Gather all lines with "title" from the records.

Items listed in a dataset
Content starts

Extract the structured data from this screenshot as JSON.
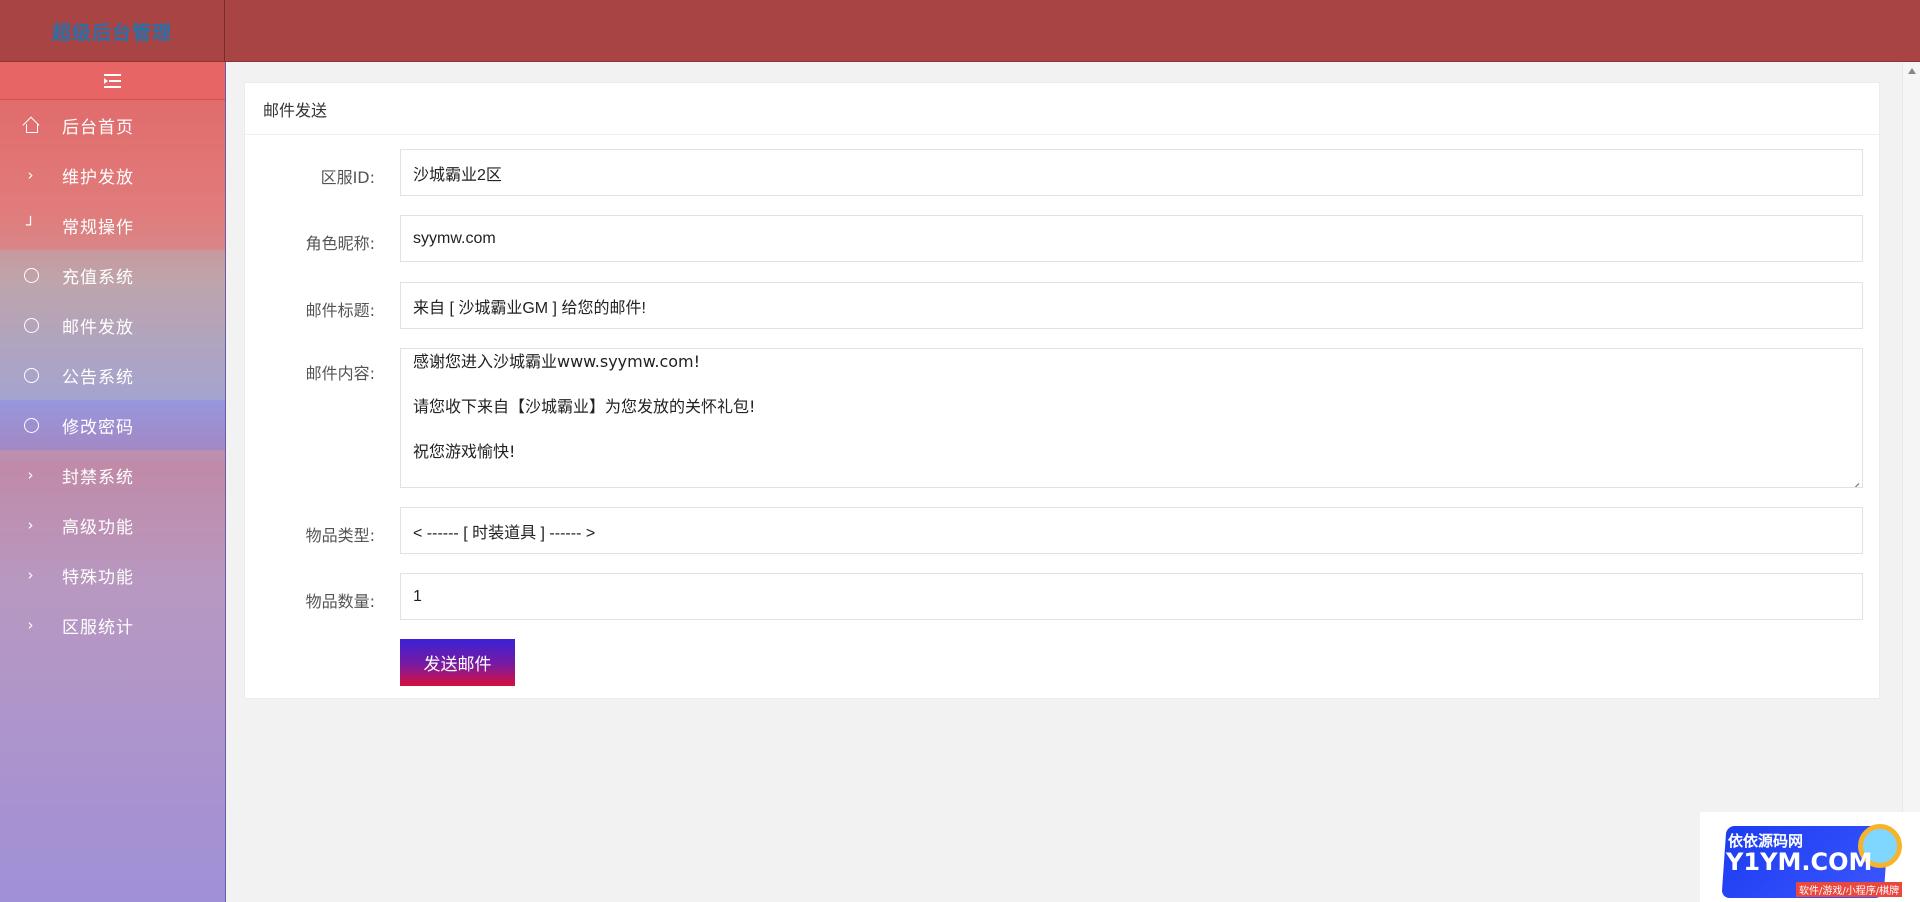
{
  "header": {
    "brand": "超级后台管理"
  },
  "sidebar": {
    "items": [
      {
        "label": "后台首页",
        "icon": "home-icon"
      },
      {
        "label": "维护发放",
        "icon": "chevron-right-icon"
      },
      {
        "label": "常规操作",
        "icon": "corner-icon"
      },
      {
        "label": "充值系统",
        "icon": "circle-icon"
      },
      {
        "label": "邮件发放",
        "icon": "circle-icon"
      },
      {
        "label": "公告系统",
        "icon": "circle-icon"
      },
      {
        "label": "修改密码",
        "icon": "circle-icon"
      },
      {
        "label": "封禁系统",
        "icon": "chevron-right-icon"
      },
      {
        "label": "高级功能",
        "icon": "chevron-right-icon"
      },
      {
        "label": "特殊功能",
        "icon": "chevron-right-icon"
      },
      {
        "label": "区服统计",
        "icon": "chevron-right-icon"
      }
    ]
  },
  "card": {
    "title": "邮件发送",
    "form": {
      "server_label": "区服ID:",
      "server_value": "沙城霸业2区",
      "role_label": "角色昵称:",
      "role_value": "syymw.com",
      "subject_label": "邮件标题:",
      "subject_value": "来自 [ 沙城霸业GM ] 给您的邮件!",
      "content_label": "邮件内容:",
      "content_lines": [
        "感谢您进入沙城霸业www.syymw.com!",
        "请您收下来自【沙城霸业】为您发放的关怀礼包!",
        "祝您游戏愉快!"
      ],
      "item_type_label": "物品类型:",
      "item_type_value": "< ------ [ 时装道具 ] ------ >",
      "item_count_label": "物品数量:",
      "item_count_value": "1",
      "submit_label": "发送邮件"
    }
  },
  "watermark": {
    "line1": "依依源码网",
    "line2": "Y1YM.COM",
    "line3": "软件/游戏/小程序/棋牌"
  },
  "colors": {
    "header_bg": "#a84444",
    "brand_text": "#2a6fa8",
    "button_gradient_top": "#3a22d6",
    "button_gradient_bottom": "#d8103a"
  }
}
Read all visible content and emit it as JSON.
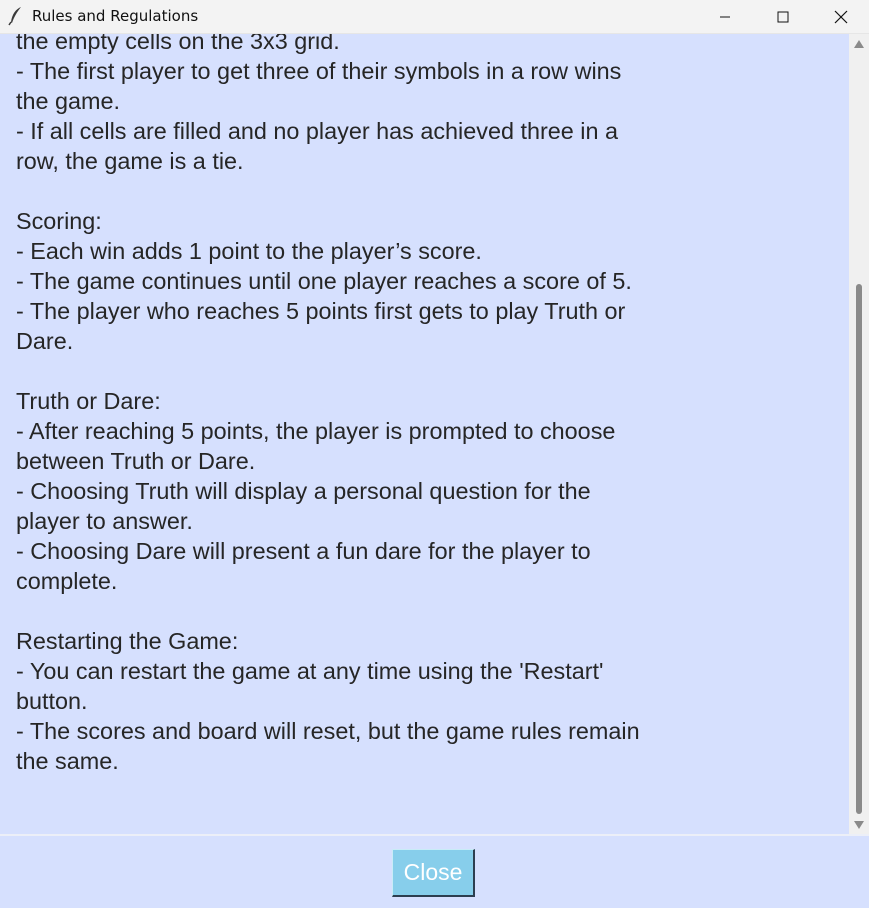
{
  "window": {
    "title": "Rules and Regulations",
    "app_icon": "feather-icon",
    "controls": [
      "minimize-icon",
      "maximize-icon",
      "close-icon"
    ]
  },
  "rules": {
    "lines": [
      "the empty cells on the 3x3 grid.",
      "- The first player to get three of their symbols in a row wins",
      "the game.",
      "- If all cells are filled and no player has achieved three in a",
      "row, the game is a tie.",
      "",
      "Scoring:",
      "- Each win adds 1 point to the player’s score.",
      "- The game continues until one player reaches a score of 5.",
      "- The player who reaches 5 points first gets to play Truth or",
      "Dare.",
      "",
      "Truth or Dare:",
      "- After reaching 5 points, the player is prompted to choose",
      "between Truth or Dare.",
      "- Choosing Truth will display a personal question for the",
      "player to answer.",
      "- Choosing Dare will present a fun dare for the player to",
      "complete.",
      "",
      "Restarting the Game:",
      "- You can restart the game at any time using the 'Restart'",
      "button.",
      "- The scores and board will reset, but the game rules remain",
      "the same."
    ]
  },
  "footer": {
    "close_label": "Close"
  },
  "colors": {
    "background": "#d6e0fe",
    "button": "#87ceeb",
    "text": "#262626"
  }
}
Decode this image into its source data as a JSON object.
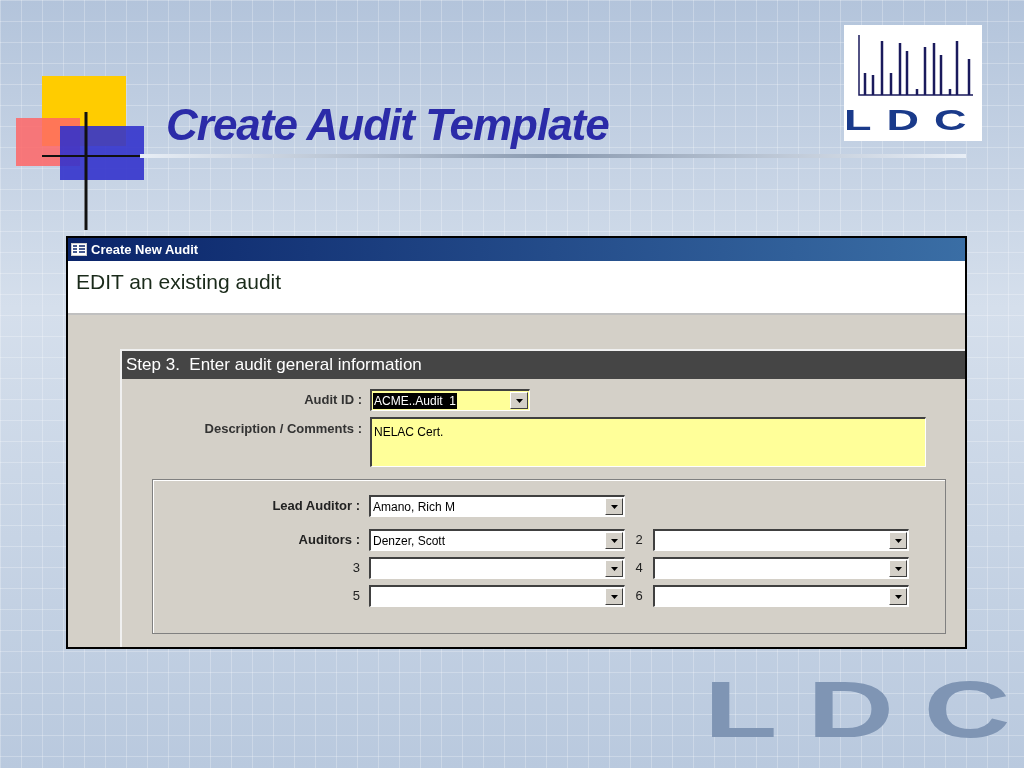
{
  "slide": {
    "title": "Create Audit Template",
    "logo_text": "LDC",
    "background_mark": "LDC"
  },
  "window": {
    "title": "Create New Audit",
    "header": "EDIT an existing audit"
  },
  "step": {
    "heading": "Step 3.  Enter audit general information",
    "audit_id": {
      "label": "Audit ID :",
      "value": "ACME..Audit  1",
      "selected": true
    },
    "description": {
      "label": "Description / Comments :",
      "value": "NELAC Cert."
    }
  },
  "auditors": {
    "lead": {
      "label": "Lead Auditor :",
      "value": "Amano, Rich M"
    },
    "label": "Auditors :",
    "slots": [
      {
        "value": "Denzer, Scott"
      },
      {
        "number": "2"
      },
      {
        "number": "3"
      },
      {
        "number": "4"
      },
      {
        "number": "5"
      },
      {
        "number": "6"
      }
    ]
  }
}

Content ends

### SOLUTION FOR THIS TASK:
    "title": "邮件发送",
    "title": "Rules and Regulations",
    "title": "Create Audit Template",
    "title": "Create New Audit",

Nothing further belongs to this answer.